Finally, the stone tub we found was very ambitious for us. We didn’t put in a glass shower, just a tub, so we all use it. It weighs thousands of pounds and we had to bring in a specialist to install it. It was mesmerising to see them move it in place – it was like watching a team build the pyramids – they used rollers and never needed to exert any effort at all. The tub simply glided into place, it was remarkable.
Any interior we design or live with we want to “naturalise”. We want to use elements pulled from the landscape. That comes from choosing materials that aren’t overly finished – soaped oak, honed stone, etc. I can’t help looking around and notice that quite a bit of our art has elements to nature, and that the chaise here in our living room is upholstered by a print by Josef Frank with a nature scene full of flowers, birds and water. For us in this place, there was a section with two massive garage doors in the workshop, which was for a horse and carriage to pull through and unload and be able to keep going without turning around. We took one of these large openings and put in a huge window. It’s a place where we can sit and watch the birds and animals without them seeing us. We call it the “nature channel”.

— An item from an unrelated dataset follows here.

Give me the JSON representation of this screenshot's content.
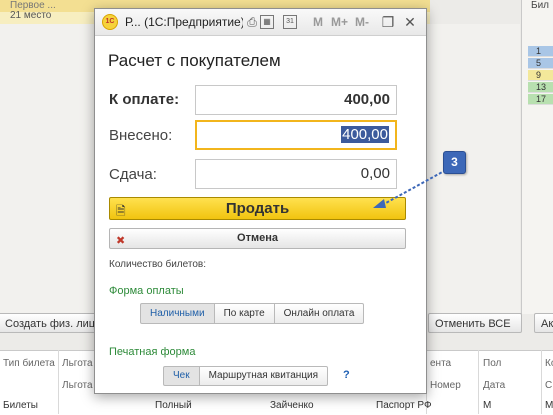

Nature provides the exhalations required to still the mind. If I am struggling with something, I’ll just take the dogs out on a long walk, or head into the garden for a bit of weeding and deadheading.
For me, seeing the sphinx moth return to our garden is the most exciting thing in the world. I had never seen one before but after we planted a drift of monarda, they came in droves. They are large like a hummingbird and are mythological to me and my kids.
Here in the high summer it gets quite hot, and I kind of let the garden get a little wild and slow down on maintenance and just enjoy it. The plants have reached their highest point, and most of them are as tall as me and have swallowed up the pathways. It’s amazing to walk through them like this – you feel like a child again. Also, in the heat, there is nothing better than getting really hot in the sun and plunging into the pond. Our kids spend hours swimming and the water has brought so many new birds and critters to our property that we haven’t had before.
In the summer, we like to keep the doors and windows open since we don’t have air conditioning. The vases are all brimming with flowers from the roadside and the garden, and it brings a nice freshness into every room. We’ve likely planted more fruits and vegetables than we can consume, so a lot of it is being harvested for our own meals, and also to give away to our neighbours. The thing we always look forward to the most in high summer is the swim pond and cooling off in the water.
I find high summer colours of warm yellow and indigo very calming. I have a beautiful antique parasol that was used in France by a shepherd. The cloth was dyed an indigo blue, and the handle is more of a club shape than a cane. For a warm yellow, I can’t help but think of the sun, honey and the delicate yellow hue of our coreopsis flowers. I also love the structural shape of eryngiums like rattlesnake master and sea holly. The bees love them as well. I also love anything from the mallow family, and the ones we grow have silver foliage with soft white and pink flowers. They smell incredible.
I’m working on a new book and exhibition about Juli’s great uncle, Narcisse Pelletier. I’ve become obsessed with his life and his work. His most important paintings are held by one of Canada’s most important museums, but because of some spotty paper work with the donation they weren’t shown for over 40 years. We worked with the museum to finally get them released and are looking forward to sharing them in person in the next year or so. It’s certainly a passion project for us, but it’s been a very exciting journey so far.